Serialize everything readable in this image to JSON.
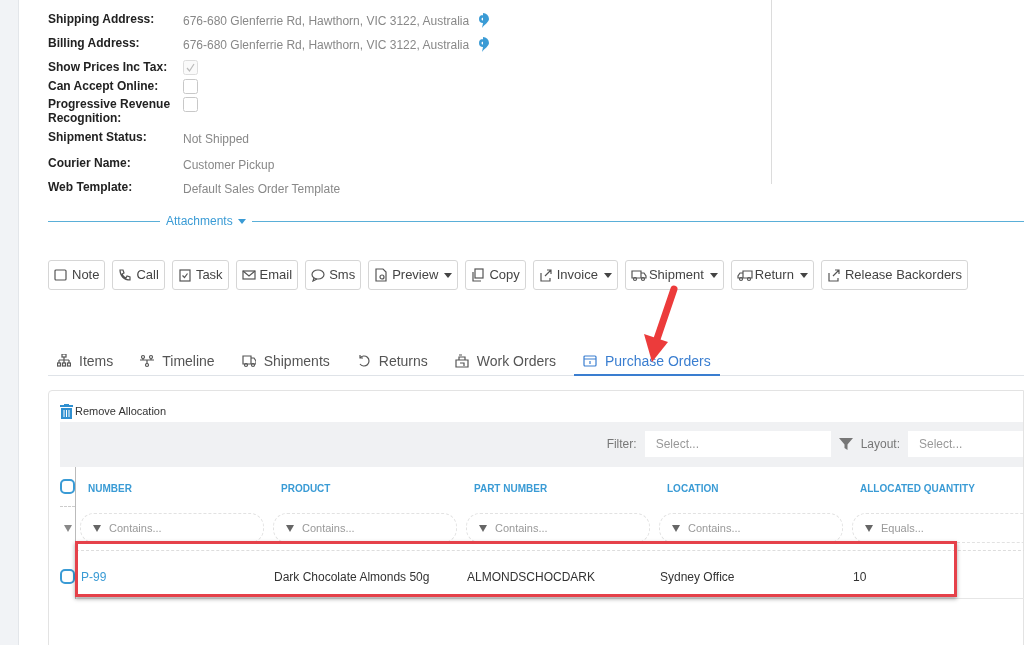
{
  "details": [
    {
      "label": "Shipping Address:",
      "kind": "address",
      "value": "676-680 Glenferrie Rd, Hawthorn, VIC 3122, Australia"
    },
    {
      "label": "Billing Address:",
      "kind": "address",
      "value": "676-680 Glenferrie Rd, Hawthorn, VIC 3122, Australia"
    },
    {
      "label": "Show Prices Inc Tax:",
      "kind": "checkbox",
      "checked": true,
      "disabled": true
    },
    {
      "label": "Can Accept Online:",
      "kind": "checkbox",
      "checked": false,
      "disabled": false
    },
    {
      "label": "Progressive Revenue Recognition:",
      "kind": "checkbox",
      "checked": false,
      "disabled": false
    },
    {
      "label": "Shipment Status:",
      "kind": "text",
      "value": "Not Shipped"
    },
    {
      "label": "Courier Name:",
      "kind": "text",
      "value": "Customer Pickup"
    },
    {
      "label": "Web Template:",
      "kind": "text",
      "value": "Default Sales Order Template"
    }
  ],
  "attachments": {
    "label": "Attachments",
    "expanded": false
  },
  "actions": [
    {
      "label": "Note",
      "dropdown": false
    },
    {
      "label": "Call",
      "dropdown": false
    },
    {
      "label": "Task",
      "dropdown": false
    },
    {
      "label": "Email",
      "dropdown": false
    },
    {
      "label": "Sms",
      "dropdown": false
    },
    {
      "label": "Preview",
      "dropdown": true
    },
    {
      "label": "Copy",
      "dropdown": false
    },
    {
      "label": "Invoice",
      "dropdown": true
    },
    {
      "label": "Shipment",
      "dropdown": true
    },
    {
      "label": "Return",
      "dropdown": true
    },
    {
      "label": "Release Backorders",
      "dropdown": false
    }
  ],
  "tabs": [
    {
      "label": "Items",
      "selected": false
    },
    {
      "label": "Timeline",
      "selected": false
    },
    {
      "label": "Shipments",
      "selected": false
    },
    {
      "label": "Returns",
      "selected": false
    },
    {
      "label": "Work Orders",
      "selected": false
    },
    {
      "label": "Purchase Orders",
      "selected": true
    }
  ],
  "grid": {
    "toolbar_button": "Remove Allocation",
    "filter": {
      "label": "Filter:",
      "placeholder": "Select..."
    },
    "layout": {
      "label": "Layout:",
      "placeholder": "Select..."
    },
    "columns": [
      {
        "label": "NUMBER",
        "filter_placeholder": "Contains..."
      },
      {
        "label": "PRODUCT",
        "filter_placeholder": "Contains..."
      },
      {
        "label": "PART NUMBER",
        "filter_placeholder": "Contains..."
      },
      {
        "label": "LOCATION",
        "filter_placeholder": "Contains..."
      },
      {
        "label": "ALLOCATED QUANTITY",
        "filter_placeholder": "Equals..."
      }
    ],
    "all_selected": false,
    "rows": [
      {
        "selected": false,
        "highlighted": true,
        "cells": [
          "P-99",
          "Dark Chocolate Almonds 50g",
          "ALMONDSCHOCDARK",
          "Sydney Office",
          "10"
        ]
      }
    ]
  }
}
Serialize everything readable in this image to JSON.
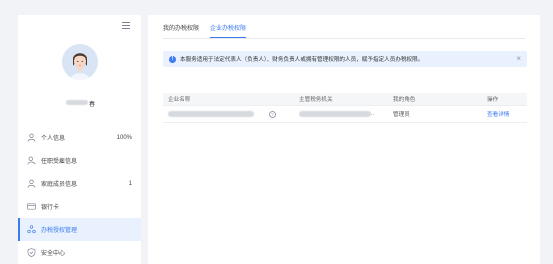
{
  "sidebar": {
    "username_suffix": "春",
    "items": [
      {
        "label": "个人信息",
        "extra": "100%",
        "icon": "user-icon"
      },
      {
        "label": "任职受雇信息",
        "extra": "",
        "icon": "employment-icon"
      },
      {
        "label": "家庭成员信息",
        "extra": "1",
        "icon": "family-icon"
      },
      {
        "label": "银行卡",
        "extra": "",
        "icon": "bank-card-icon"
      },
      {
        "label": "办税授权管理",
        "extra": "",
        "icon": "authorization-icon",
        "active": true
      },
      {
        "label": "安全中心",
        "extra": "",
        "icon": "shield-icon"
      }
    ]
  },
  "tabs": [
    {
      "label": "我的办税权限",
      "active": false
    },
    {
      "label": "企业办税权限",
      "active": true
    }
  ],
  "alert": {
    "text": "本服务适用于法定代表人（负责人）、财务负责人或拥有管理权限的人员，赋予指定人员办税权限。",
    "close": "×"
  },
  "table": {
    "headers": [
      "企业名称",
      "主管税务机关",
      "我的角色",
      "操作"
    ],
    "rows": [
      {
        "company": "",
        "tax_office_suffix": "..",
        "role": "管理员",
        "action": "查看详情"
      }
    ]
  },
  "colors": {
    "accent": "#3d7bf0",
    "background": "#f1f3f7",
    "alert_bg": "#e8f1fd"
  }
}
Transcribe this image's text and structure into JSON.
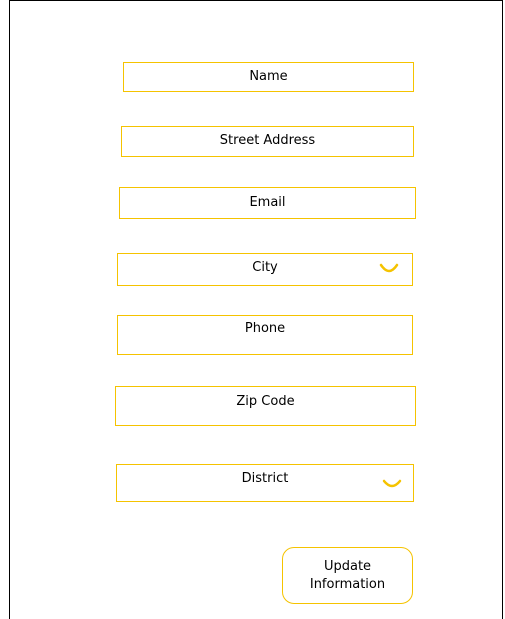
{
  "form": {
    "fields": {
      "name": {
        "label": "Name"
      },
      "street_address": {
        "label": "Street Address"
      },
      "email": {
        "label": "Email"
      },
      "city": {
        "label": "City",
        "icon": "chevron-down-icon"
      },
      "phone": {
        "label": "Phone"
      },
      "zip_code": {
        "label": "Zip Code"
      },
      "district": {
        "label": "District",
        "icon": "chevron-down-icon"
      }
    },
    "submit": {
      "line1": "Update",
      "line2": "Information"
    }
  },
  "colors": {
    "border_accent": "#f5c300",
    "background": "#ffffff",
    "text": "#000000",
    "frame": "#000000"
  }
}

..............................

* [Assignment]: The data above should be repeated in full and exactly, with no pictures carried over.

* [Answer below]:
Serialize everything readable in this image to JSON.
{
  "details": [
    {
      "label": "Shipping Address:",
      "kind": "address",
      "value": "676-680 Glenferrie Rd, Hawthorn, VIC 3122, Australia"
    },
    {
      "label": "Billing Address:",
      "kind": "address",
      "value": "676-680 Glenferrie Rd, Hawthorn, VIC 3122, Australia"
    },
    {
      "label": "Show Prices Inc Tax:",
      "kind": "checkbox",
      "checked": true,
      "disabled": true
    },
    {
      "label": "Can Accept Online:",
      "kind": "checkbox",
      "checked": false,
      "disabled": false
    },
    {
      "label": "Progressive Revenue Recognition:",
      "kind": "checkbox",
      "checked": false,
      "disabled": false
    },
    {
      "label": "Shipment Status:",
      "kind": "text",
      "value": "Not Shipped"
    },
    {
      "label": "Courier Name:",
      "kind": "text",
      "value": "Customer Pickup"
    },
    {
      "label": "Web Template:",
      "kind": "text",
      "value": "Default Sales Order Template"
    }
  ],
  "attachments": {
    "label": "Attachments",
    "expanded": false
  },
  "actions": [
    {
      "label": "Note",
      "dropdown": false
    },
    {
      "label": "Call",
      "dropdown": false
    },
    {
      "label": "Task",
      "dropdown": false
    },
    {
      "label": "Email",
      "dropdown": false
    },
    {
      "label": "Sms",
      "dropdown": false
    },
    {
      "label": "Preview",
      "dropdown": true
    },
    {
      "label": "Copy",
      "dropdown": false
    },
    {
      "label": "Invoice",
      "dropdown": true
    },
    {
      "label": "Shipment",
      "dropdown": true
    },
    {
      "label": "Return",
      "dropdown": true
    },
    {
      "label": "Release Backorders",
      "dropdown": false
    }
  ],
  "tabs": [
    {
      "label": "Items",
      "selected": false
    },
    {
      "label": "Timeline",
      "selected": false
    },
    {
      "label": "Shipments",
      "selected": false
    },
    {
      "label": "Returns",
      "selected": false
    },
    {
      "label": "Work Orders",
      "selected": false
    },
    {
      "label": "Purchase Orders",
      "selected": true
    }
  ],
  "grid": {
    "toolbar_button": "Remove Allocation",
    "filter": {
      "label": "Filter:",
      "placeholder": "Select..."
    },
    "layout": {
      "label": "Layout:",
      "placeholder": "Select..."
    },
    "columns": [
      {
        "label": "NUMBER",
        "filter_placeholder": "Contains..."
      },
      {
        "label": "PRODUCT",
        "filter_placeholder": "Contains..."
      },
      {
        "label": "PART NUMBER",
        "filter_placeholder": "Contains..."
      },
      {
        "label": "LOCATION",
        "filter_placeholder": "Contains..."
      },
      {
        "label": "ALLOCATED QUANTITY",
        "filter_placeholder": "Equals..."
      }
    ],
    "all_selected": false,
    "rows": [
      {
        "selected": false,
        "highlighted": true,
        "cells": [
          "P-99",
          "Dark Chocolate Almonds 50g",
          "ALMONDSCHOCDARK",
          "Sydney Office",
          "10"
        ]
      }
    ]
  }
}
Serialize everything readable in this image to JSON.
{
  "sidebar": {
    "username_suffix": "春",
    "items": [
      {
        "label": "个人信息",
        "extra": "100%",
        "icon": "user-icon"
      },
      {
        "label": "任职受雇信息",
        "extra": "",
        "icon": "employment-icon"
      },
      {
        "label": "家庭成员信息",
        "extra": "1",
        "icon": "family-icon"
      },
      {
        "label": "银行卡",
        "extra": "",
        "icon": "bank-card-icon"
      },
      {
        "label": "办税授权管理",
        "extra": "",
        "icon": "authorization-icon",
        "active": true
      },
      {
        "label": "安全中心",
        "extra": "",
        "icon": "shield-icon"
      }
    ]
  },
  "tabs": [
    {
      "label": "我的办税权限",
      "active": false
    },
    {
      "label": "企业办税权限",
      "active": true
    }
  ],
  "alert": {
    "text": "本服务适用于法定代表人（负责人）、财务负责人或拥有管理权限的人员，赋予指定人员办税权限。",
    "close": "×"
  },
  "table": {
    "headers": [
      "企业名称",
      "主管税务机关",
      "我的角色",
      "操作"
    ],
    "rows": [
      {
        "company": "",
        "tax_office_suffix": "..",
        "role": "管理员",
        "action": "查看详情"
      }
    ]
  },
  "colors": {
    "accent": "#3d7bf0",
    "background": "#f1f3f7",
    "alert_bg": "#e8f1fd"
  }
}
Transcribe this image's text and structure into JSON.
{
  "form": {
    "fields": {
      "name": {
        "label": "Name"
      },
      "street_address": {
        "label": "Street Address"
      },
      "email": {
        "label": "Email"
      },
      "city": {
        "label": "City",
        "icon": "chevron-down-icon"
      },
      "phone": {
        "label": "Phone"
      },
      "zip_code": {
        "label": "Zip Code"
      },
      "district": {
        "label": "District",
        "icon": "chevron-down-icon"
      }
    },
    "submit": {
      "line1": "Update",
      "line2": "Information"
    }
  },
  "colors": {
    "border_accent": "#f5c300",
    "background": "#ffffff",
    "text": "#000000",
    "frame": "#000000"
  }
}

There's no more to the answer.